In justifying the Kentucky waiver, CMS “did not address … how the project would implicate the ‘core’ objective of Medicaid: the provision of medical coverage to the needy,” Boasberg wrote in his March 27 opinion striking down the state’s plan in the case of Stewart v. Anzar.
Arkansas Gov. Asa Hutchinson says he supports the Trump administration’s challenge to the judge’s decision.
“Judge Boasberg is wrong, and I am urging the Department of Justice and Department of Health and Human Services to … seek an expedited appeal of this decision,” stated Hutchison in a March 29 press release.
‘Pathway to Full Employment’
Thirty-six states have expanded eligibility for Medicaid to persons with incomes up to 138 percent of the poverty level, as allowed under the Patient Protection and Affordable Care Act and a 2012 U.S. Supreme Court decision. Ohio expanded eligibility in 2014 to an estimated 540,000 people.
The Ohio waiver applies to those who became eligible under the expansion. There are no work requirements for Medicaid enrollees with below-poverty incomes, and Ohio’s plan exempts from work requirements people 50 years or older, individuals undergoing drug or alcohol treatment, pregnant women, and those fulfilling work requirements associated with other programs such as the Supplemental Nutrition Assistance Program (SNAP), also known as food stamps.
The purpose of the demonstration project is to transition Medicaid enrollees to independence through work, says Ohio Gov. Mike DeWine.
“I am pleased that Ohio is a model state that balances a pathway to employment and access to health care in our reasonable work requirements,” stated DeWine in a press release after the CMS approval on March 15. “They are intended to put those able-bodied adults served by the Medicaid expansion on a pathway to full employment.”
Early Planning Efforts ‘Critical’
Ohio should not await the outcome of the Trump administration’s appeal before starting its program, says Rea S. Hederman, vice president of policy at the Buckeye Institute.
“If Ohio waits to implement its approved work and community engagement waiver, the benefits—such as higher lifetime earnings—that we found in our research … will be delayed or lost for many people on Medicaid,” said Hederman.

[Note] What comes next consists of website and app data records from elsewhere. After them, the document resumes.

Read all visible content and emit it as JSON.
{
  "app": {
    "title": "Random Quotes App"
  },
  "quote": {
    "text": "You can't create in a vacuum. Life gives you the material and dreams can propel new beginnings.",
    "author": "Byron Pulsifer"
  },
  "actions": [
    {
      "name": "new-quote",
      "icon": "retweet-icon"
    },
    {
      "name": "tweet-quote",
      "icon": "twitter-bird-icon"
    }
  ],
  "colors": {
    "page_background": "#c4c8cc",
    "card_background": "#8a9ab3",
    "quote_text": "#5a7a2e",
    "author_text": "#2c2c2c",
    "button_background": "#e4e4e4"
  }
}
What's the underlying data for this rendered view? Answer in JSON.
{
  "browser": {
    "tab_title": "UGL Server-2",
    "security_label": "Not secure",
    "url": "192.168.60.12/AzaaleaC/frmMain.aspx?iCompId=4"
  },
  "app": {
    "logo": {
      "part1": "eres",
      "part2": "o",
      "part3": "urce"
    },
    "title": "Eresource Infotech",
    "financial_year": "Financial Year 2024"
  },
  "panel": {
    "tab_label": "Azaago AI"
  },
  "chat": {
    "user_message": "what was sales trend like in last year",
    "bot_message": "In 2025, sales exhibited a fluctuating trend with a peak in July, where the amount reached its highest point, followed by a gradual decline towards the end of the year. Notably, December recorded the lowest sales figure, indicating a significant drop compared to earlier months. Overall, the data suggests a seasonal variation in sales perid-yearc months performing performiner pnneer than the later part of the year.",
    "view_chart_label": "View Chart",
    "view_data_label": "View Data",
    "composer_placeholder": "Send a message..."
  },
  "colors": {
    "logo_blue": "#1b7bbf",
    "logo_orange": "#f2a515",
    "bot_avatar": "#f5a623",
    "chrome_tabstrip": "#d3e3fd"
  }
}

A 2018 Buckeye Institute study concluded work requirements could increase lifetime earnings by close to $1 million for individuals who transition off of Medicaid, and would increase lifetime earnings by several hundred thousand dollars for those who remain on Medicaid their entire working life.
Carefully planning the rollout of work requirements is important, says Hederman.
“In moving forward now, Ohio can develop an easy-to-use and understandable reporting process and they can begin to communicate with Medicaid recipients on how the new waiver will impact them,” said Hederman. “These early efforts by the state will be critical to ensure a smooth implementation process.”
Bonner R. Cohen, Ph.D. ([email protected]) is a senior fellow at the National Center for Public Policy Research.
U.S. District Judge James E. Boasberg, memorandum opinion [Arkansas], Gresham v. Azar, Civil Action No. 18-1900, March 27, 2019: https://heartland.org/publications-resources/publications/opinion-memorandum-arkansas-medicaid-wavier-for-work-requirements
U.S. District Judge James E. Boasberg, memorandum opinion [Kentucky], Stewart v. Azar, Civil Action No. 18-152, March 27, 2019: https://heartland.org/publications-resources/publications/opinion-memorandum-kentucky-medicaid-wavier-for-work-requirements
Rea S. Hederman Jr., Andrew J. Kidd, Tyler Shankel, and James Woodward, “Healthy and Working: Benefits of Work Requirements for Medicaid Recipients,” The Buckeye Institute, December 3, 2018: https://www.buckeyeinstitute.org/research/detail/new-research-by-the-buckeye-institute-finds-work-requirements-would-increase-lifetime-earnings-for-medicaid-recipients